The high availability of capital and untested premises are starting to do the same for the broadband debate. We are constantly being reminded that interactive applications will drive the need for - yes you guessed it - corporations' and consumers' demand for shed-loads of bandwidth. Traditional and start-up telecoms outfits have laid more than 100 million miles of optical fibre to meet this "demand".
There is now the most startling overcapacity, especially in the long-distance marketplace, which in turn is delivering low prices. These low prices are preventing start-ups from paying off debt incurred in building these wildly expensive infrastructures.
While prices are dropping as much as 50% annually in some areas, this is a true killer application, but it is killing off these brave new start-ups!
I cannot see demand rising for at least another two or three years. Just like other industries with massive overcapacity, this means lay-offs, consolidation and failures on a huge scale. Just look at the aviation industry at the moment. A number of major European players must and will go to the wall in order to re-balance this over-supply.
This is still better than the situation in the US. Some major US cities have up to six broadband companies competing for the relatively small amount of business currently available.
The mania for buying broadband firms' shares in the initial public offering started earlier in the US, therefore the once huge cash reserves are now becoming precarious.
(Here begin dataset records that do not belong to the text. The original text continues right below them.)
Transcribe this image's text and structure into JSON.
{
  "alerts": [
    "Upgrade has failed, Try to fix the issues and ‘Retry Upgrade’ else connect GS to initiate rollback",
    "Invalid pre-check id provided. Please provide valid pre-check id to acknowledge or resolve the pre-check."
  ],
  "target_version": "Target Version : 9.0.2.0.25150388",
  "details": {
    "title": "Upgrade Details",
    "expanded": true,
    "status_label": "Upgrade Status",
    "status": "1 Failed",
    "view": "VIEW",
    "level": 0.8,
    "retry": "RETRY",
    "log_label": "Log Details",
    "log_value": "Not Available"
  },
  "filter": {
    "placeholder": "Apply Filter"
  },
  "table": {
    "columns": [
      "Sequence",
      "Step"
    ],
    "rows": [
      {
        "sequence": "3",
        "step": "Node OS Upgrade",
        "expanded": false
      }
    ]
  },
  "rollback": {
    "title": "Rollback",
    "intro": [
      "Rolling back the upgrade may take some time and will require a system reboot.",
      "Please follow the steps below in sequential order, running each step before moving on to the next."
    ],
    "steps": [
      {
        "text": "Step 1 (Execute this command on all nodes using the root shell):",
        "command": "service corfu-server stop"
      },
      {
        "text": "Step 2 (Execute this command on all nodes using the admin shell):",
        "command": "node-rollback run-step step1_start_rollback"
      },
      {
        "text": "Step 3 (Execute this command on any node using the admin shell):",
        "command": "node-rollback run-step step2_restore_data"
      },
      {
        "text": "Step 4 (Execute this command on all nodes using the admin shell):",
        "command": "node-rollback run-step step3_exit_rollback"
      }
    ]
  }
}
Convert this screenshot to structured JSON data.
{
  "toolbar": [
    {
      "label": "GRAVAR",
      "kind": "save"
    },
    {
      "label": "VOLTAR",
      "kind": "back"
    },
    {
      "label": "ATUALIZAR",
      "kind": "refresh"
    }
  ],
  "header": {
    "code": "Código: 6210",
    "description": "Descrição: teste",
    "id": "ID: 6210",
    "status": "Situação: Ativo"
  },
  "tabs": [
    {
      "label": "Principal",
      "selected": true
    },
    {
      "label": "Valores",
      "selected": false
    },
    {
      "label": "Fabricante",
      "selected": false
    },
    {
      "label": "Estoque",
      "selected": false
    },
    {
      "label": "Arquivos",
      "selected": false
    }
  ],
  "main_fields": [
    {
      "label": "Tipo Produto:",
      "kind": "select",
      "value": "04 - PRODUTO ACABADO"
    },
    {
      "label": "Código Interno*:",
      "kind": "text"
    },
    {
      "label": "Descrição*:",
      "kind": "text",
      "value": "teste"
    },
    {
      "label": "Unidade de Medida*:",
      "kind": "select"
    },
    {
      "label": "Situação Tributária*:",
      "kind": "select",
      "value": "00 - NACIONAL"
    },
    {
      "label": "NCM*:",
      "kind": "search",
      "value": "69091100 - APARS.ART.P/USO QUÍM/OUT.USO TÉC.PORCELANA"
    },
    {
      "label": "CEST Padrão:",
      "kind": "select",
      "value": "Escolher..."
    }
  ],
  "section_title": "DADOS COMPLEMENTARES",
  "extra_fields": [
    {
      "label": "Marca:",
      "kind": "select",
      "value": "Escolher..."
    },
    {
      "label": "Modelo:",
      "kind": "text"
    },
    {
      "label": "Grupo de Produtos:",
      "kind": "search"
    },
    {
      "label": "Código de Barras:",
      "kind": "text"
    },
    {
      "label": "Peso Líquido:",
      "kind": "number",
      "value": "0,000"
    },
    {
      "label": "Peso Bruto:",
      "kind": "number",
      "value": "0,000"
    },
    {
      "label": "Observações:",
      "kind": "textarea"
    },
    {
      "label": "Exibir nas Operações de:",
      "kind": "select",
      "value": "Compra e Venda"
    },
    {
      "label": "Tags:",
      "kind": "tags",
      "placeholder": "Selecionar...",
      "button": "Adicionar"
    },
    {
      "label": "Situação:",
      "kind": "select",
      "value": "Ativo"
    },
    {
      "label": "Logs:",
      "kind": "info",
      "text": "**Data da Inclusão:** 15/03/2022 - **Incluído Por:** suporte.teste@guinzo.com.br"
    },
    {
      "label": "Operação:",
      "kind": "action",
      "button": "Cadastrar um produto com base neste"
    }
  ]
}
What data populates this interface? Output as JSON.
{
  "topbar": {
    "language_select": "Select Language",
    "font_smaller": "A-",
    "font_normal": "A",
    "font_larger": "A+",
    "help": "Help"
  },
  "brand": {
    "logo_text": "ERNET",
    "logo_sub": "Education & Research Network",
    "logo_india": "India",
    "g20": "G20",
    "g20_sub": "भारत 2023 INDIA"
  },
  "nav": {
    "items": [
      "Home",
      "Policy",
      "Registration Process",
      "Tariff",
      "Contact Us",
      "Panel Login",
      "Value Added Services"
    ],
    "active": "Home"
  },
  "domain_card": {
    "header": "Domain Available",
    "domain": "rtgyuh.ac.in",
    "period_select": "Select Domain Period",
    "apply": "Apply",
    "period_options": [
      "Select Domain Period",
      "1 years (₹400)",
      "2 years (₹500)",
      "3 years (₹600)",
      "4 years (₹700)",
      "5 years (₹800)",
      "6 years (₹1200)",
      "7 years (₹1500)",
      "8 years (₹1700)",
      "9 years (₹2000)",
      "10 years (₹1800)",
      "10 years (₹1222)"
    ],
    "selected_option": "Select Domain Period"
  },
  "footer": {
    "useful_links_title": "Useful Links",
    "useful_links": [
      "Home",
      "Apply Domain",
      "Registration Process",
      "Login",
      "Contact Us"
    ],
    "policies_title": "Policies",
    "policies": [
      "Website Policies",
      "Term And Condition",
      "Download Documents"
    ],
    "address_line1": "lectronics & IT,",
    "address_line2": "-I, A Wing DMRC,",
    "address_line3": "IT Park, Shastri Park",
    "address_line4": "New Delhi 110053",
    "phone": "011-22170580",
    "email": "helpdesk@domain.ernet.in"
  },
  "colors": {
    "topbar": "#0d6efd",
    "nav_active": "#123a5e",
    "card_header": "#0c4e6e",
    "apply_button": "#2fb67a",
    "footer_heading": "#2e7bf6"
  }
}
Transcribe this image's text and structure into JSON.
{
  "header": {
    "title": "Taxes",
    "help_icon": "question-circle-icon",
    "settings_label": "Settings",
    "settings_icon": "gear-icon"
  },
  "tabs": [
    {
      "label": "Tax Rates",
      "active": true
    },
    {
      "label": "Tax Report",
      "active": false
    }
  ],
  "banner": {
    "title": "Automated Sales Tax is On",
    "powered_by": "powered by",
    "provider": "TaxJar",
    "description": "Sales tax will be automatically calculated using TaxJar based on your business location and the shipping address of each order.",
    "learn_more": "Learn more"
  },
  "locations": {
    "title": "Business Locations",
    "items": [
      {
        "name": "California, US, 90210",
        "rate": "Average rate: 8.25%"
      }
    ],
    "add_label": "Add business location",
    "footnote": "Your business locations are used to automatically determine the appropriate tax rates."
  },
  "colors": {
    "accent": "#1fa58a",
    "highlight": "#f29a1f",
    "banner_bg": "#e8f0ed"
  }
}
In a recent trip to the US I observed broadband companies filing for Chapter 11 assistance at an horrendous rate. More than 30 have filed for bankruptcy and the number is still rising.
It is hard to see many of these businesses rising phoenix-like from the broadband ashes. To add insult to poverty, there is little or no market for their hardware.
Any of these companies that have been fleet enough of foot to manage a distress sale or, to put it bluntly, a mercy killing, are being picked up for peanuts. When Viatel (a pan-European player) filed for bankruptcy earlier this year it tried to sell off its assets. No worthwhile bids were forthcoming and the auction was called off.
This sounds a real gloom-and-doom outlook, but there is some hope. The interactive applications will come, at some stage, but this is a seriously expensive waiting game.
My bet will be on those broadband players with large, robust and well-funded parents who can hold their nerve. The likes of Thus and KPNQwest spring to mind. Of the rest, Colt and Energis, which started out in the early 1990s, are still going and have the credibility and relative longevity to continue to be able to raise the necessary financing.
These are large bets, and the economic conditions are still too turbulent for any guarantees.
We must all remember the business fundamentals, if there is no sustainable difference between cost and price, you do not have a viable business.
Having written this a few weeks ago now, I have just been musing at the recent problems at Global Crossing, WorldCom and Energis. The telecoms bubble is bursting. Block your ears, it will be a louder bang than the dotcom burst.
Rene Carayol is chief executive of the Voodoo Group